In the 12 years since the creation of the TSA it has become clear that the federal takeover of airport security was a mistake. Cato scholar Chris Edwards writes in an upcoming paper that TSA operations should be privatized and passenger and baggage screening “moved to the control of airports and opened to competitive bidding.” In a recent New York Times article, EPIC administrative law counsel Khaliah Barnes highlighted that the TSA deploys Visible Intermodal Prevention and Response (VIPR) squads to perform random sweeps of individuals outside of airports and argues that these practices are problematic because they are devoid of true legal standards like probable cause. Also in response to the growing use of VIPR squads, Congressman Scott Garrett (R-NJ) introduced the Freedom of Travel Act, which denies the TSA the authority to conduct random searches of surface transportation travelers. Join us for a discussion about restructuring airport screening to improve security, increase efficiency, and reduce civil liberties concerns.
Featuring Holly Bell, Associate Professor (Business), University of Alaska Anchorage; and Hester Peirce, Senior Research Fellow, Mercatus Center; moderated by Louise C. Bennetts, Associate Director, Financial Regulation Studies, Cato Institute.
- Legal Briefs
- Cato Handbook for Policymakers
- Cato Journal
- Cato's Letter
- Cato's Letters
- Cato Papers on Public Policy
- Cato Policy Report
- Cato State Legislative Guide
- Cracking the Books
- Economic Freedom of the States of India
- Economic Freedom of the World
- Public Comments
- Supreme Court Review
In this issue of Regulation, Jonathan H. Adler and Nathaniel Stewart make the case for property-based fishery management, utilizing territorial or catch-share allocation among fishery participants. Also in this issue, Michael L. Wachter explores the relationship between the much-maligned National Labor Relations Act and the decline in union membership.
Latest Blog Post
A nonprofit TV station asks the Supreme Court to review an outdated legal doctrine.
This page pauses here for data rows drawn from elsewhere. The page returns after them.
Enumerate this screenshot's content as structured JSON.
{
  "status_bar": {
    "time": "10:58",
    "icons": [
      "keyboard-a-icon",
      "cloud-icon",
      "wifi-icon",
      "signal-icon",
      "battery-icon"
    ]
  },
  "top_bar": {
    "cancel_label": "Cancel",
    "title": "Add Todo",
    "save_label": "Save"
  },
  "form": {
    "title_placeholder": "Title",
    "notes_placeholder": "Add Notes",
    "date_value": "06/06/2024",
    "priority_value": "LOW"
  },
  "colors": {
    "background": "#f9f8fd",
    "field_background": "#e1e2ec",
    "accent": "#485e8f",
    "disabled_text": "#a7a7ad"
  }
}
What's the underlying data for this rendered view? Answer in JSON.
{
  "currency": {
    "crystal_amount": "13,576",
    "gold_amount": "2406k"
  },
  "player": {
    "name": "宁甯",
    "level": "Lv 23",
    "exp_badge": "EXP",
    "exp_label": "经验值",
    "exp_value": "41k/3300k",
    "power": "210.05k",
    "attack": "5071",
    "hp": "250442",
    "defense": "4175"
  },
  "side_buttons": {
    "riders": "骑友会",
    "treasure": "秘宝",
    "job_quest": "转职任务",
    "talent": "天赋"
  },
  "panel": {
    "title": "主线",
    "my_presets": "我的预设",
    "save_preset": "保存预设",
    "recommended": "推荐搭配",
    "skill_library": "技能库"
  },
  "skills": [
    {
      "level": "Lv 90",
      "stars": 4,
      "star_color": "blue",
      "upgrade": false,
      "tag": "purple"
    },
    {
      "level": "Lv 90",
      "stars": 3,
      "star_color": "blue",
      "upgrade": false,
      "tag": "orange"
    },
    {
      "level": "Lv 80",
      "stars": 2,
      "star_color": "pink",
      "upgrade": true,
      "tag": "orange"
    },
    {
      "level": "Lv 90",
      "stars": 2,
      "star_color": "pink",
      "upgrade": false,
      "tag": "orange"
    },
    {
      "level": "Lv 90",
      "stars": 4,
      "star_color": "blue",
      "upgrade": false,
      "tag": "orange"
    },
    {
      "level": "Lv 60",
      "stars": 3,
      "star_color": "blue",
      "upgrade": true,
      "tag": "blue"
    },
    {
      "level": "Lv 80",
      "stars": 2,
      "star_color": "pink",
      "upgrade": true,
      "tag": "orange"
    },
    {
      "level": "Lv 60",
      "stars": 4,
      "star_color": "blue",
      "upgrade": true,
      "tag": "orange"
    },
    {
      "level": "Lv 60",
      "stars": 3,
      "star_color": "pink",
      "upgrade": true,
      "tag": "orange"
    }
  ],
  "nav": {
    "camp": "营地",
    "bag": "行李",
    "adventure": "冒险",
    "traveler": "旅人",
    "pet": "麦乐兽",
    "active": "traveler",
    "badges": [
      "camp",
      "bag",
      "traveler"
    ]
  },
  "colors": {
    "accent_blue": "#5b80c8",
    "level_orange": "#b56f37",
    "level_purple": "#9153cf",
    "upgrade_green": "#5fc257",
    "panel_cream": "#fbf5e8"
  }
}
Timothy Sandefur’s insightful new book documents a vital, forgotten truth: our Constitution was written to secure liberty, not to empower democracy.